(Stored dataset items)
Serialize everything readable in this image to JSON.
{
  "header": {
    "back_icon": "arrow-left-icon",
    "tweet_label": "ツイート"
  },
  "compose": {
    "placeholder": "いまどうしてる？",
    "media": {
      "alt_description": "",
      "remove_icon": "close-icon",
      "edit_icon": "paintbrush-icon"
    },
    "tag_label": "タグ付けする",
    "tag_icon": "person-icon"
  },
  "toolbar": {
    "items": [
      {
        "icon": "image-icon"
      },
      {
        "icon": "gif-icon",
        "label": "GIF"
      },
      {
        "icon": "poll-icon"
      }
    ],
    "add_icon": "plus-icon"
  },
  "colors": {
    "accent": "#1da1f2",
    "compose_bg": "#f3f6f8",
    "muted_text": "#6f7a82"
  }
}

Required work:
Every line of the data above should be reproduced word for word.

Answer section:
Serialize everything readable in this image to JSON.
{
  "header": {
    "back_icon": "arrow-left-icon",
    "tweet_label": "ツイート"
  },
  "compose": {
    "placeholder": "いまどうしてる？",
    "media": {
      "alt_description": "",
      "remove_icon": "close-icon",
      "edit_icon": "paintbrush-icon"
    },
    "tag_label": "タグ付けする",
    "tag_icon": "person-icon"
  },
  "toolbar": {
    "items": [
      {
        "icon": "image-icon"
      },
      {
        "icon": "gif-icon",
        "label": "GIF"
      },
      {
        "icon": "poll-icon"
      }
    ],
    "add_icon": "plus-icon"
  },
  "colors": {
    "accent": "#1da1f2",
    "compose_bg": "#f3f6f8",
    "muted_text": "#6f7a82"
  }
}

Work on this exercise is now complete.